:: What you have to do ::
Whenever a line in this data holds the word "title", report that line in full.

:: Available data ::
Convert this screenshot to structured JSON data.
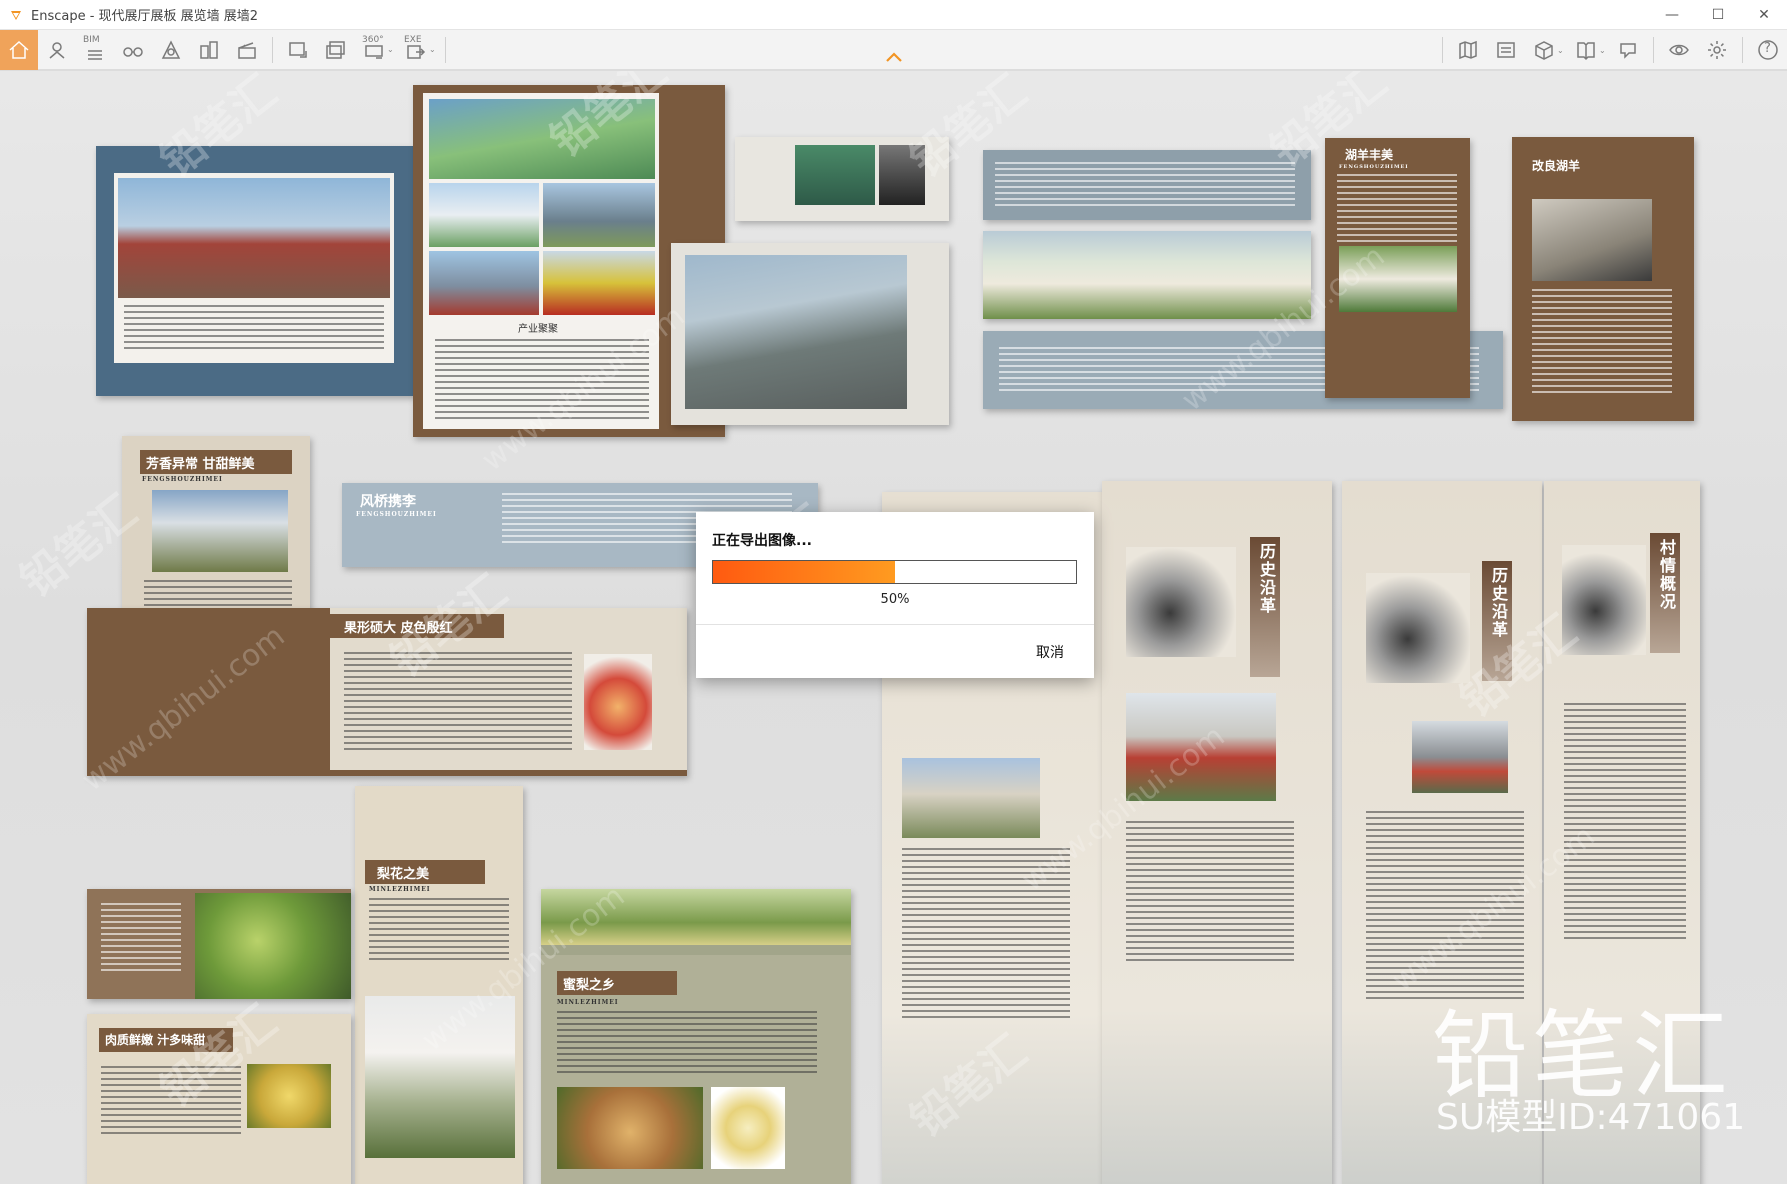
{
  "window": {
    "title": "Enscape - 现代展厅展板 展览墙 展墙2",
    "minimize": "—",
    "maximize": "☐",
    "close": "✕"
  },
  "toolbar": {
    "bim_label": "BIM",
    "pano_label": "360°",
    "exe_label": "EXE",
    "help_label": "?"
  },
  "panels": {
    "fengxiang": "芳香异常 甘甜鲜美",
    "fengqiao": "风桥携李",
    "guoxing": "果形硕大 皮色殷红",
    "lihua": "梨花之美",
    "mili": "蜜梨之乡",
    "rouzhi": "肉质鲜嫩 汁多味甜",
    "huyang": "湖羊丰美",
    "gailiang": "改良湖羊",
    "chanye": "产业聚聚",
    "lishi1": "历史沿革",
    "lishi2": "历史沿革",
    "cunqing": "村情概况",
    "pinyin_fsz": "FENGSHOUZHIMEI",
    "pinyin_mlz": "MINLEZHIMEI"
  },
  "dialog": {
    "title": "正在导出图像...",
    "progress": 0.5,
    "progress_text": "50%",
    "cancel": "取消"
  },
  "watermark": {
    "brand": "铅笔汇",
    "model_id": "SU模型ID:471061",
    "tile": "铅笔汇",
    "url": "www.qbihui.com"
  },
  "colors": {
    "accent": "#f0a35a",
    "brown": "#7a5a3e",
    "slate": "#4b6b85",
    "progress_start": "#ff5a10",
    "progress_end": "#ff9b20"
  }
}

:: Problem solution ::
    "title": "Enscape - 现代展厅展板 展览墙 展墙2",
    "title": "正在导出图像...",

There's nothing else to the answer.